I decided to send a card along with a six-pack of his favorite soft drink. The boss never acknowledged receipt of the card or gift! I started thinking maybe he didn't get the items. But co-workers said, "Told you not to do it" or "You shouldn't have expected a 'thank you.' " Why wouldn't he say thank you? Should I ask him about the items? My feelings are kind of hurt.
A: Stop me if you've heard this one: Old woman finds a snake half frozen, nurses it back to health, gets bitten for her trouble.
"Why?" she asks. "You knew what I was when you picked me up," says the snake.
How much sharper than a serpent's tooth is a thankless boss. But if even basic kindness is out of character for him, why would you expect otherwise?
In his defense, he might fear that acknowledging your gift would expose him to charges of favoritism. Or maybe he feared thanking you for a thank-you would set off an awkward perpetual-gratitude feedback loop. Or maybe reliable, hardworking subordinates are all the thanks he wants.
This isn't to say you were wrong to thank him, but a simple note - "I noticed what you did, and I appreciate it" - would have left you less invested in getting a response.
Q: Is there a professional way to ask a colleague to wash their hands after using the bathroom? One individual in my office never does. Most of us in the office have witnessed it firsthand. It's gross and a great way to spread disease. We don't have an HR department, and asking the boss to address it isn't an option. Trying to avoid every door knob, copier, refrigerator door, etc., the person touches isn't realistic, either.
A: "Sweetie, did you wash your hands after going potty - Oh! I'm so sorry.We're toilet-training our toddler, so I'm in the habit of saying that every time I hear a flush."

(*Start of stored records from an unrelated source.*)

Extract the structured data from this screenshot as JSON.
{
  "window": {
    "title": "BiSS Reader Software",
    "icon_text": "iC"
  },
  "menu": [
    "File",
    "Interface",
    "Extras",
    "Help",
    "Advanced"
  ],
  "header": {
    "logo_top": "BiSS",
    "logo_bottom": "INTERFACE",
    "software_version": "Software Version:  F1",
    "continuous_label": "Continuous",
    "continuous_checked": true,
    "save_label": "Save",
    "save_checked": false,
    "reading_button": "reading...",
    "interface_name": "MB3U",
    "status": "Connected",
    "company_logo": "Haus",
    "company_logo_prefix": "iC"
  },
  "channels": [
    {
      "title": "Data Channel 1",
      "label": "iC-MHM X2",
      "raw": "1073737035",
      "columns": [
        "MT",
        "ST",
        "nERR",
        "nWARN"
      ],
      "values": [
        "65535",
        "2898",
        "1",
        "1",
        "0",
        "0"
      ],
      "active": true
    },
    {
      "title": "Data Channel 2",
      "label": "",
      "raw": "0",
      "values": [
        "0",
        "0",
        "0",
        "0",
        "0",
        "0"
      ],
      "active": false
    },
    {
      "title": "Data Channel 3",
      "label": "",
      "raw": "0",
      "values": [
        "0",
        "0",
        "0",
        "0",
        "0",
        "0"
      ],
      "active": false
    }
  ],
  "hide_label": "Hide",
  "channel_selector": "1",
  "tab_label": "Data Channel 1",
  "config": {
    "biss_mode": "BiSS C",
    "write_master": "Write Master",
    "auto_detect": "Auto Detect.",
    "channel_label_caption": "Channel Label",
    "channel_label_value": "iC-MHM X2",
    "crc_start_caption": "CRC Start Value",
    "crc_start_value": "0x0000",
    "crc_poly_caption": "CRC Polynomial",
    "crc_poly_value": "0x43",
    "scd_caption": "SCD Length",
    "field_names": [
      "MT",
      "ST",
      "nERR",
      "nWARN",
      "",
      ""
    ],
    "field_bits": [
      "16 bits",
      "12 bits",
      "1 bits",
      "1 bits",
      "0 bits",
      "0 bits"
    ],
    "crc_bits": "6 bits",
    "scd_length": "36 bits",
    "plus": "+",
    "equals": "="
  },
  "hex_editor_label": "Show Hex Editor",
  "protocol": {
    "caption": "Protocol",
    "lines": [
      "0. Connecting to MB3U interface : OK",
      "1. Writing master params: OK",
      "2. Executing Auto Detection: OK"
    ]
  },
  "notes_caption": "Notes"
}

Honestly, I don't have any magic words for calling out another adult for haphazard basic hygiene. You might put your mind at ease by placing sanitizing gel pumps and wipes in shared workspaces for everyone's use. That would also defend against the microbial menaces even your most fastidious colleagues have likely picked up from subway poles, or their shoes, or the change they received with their morning latte.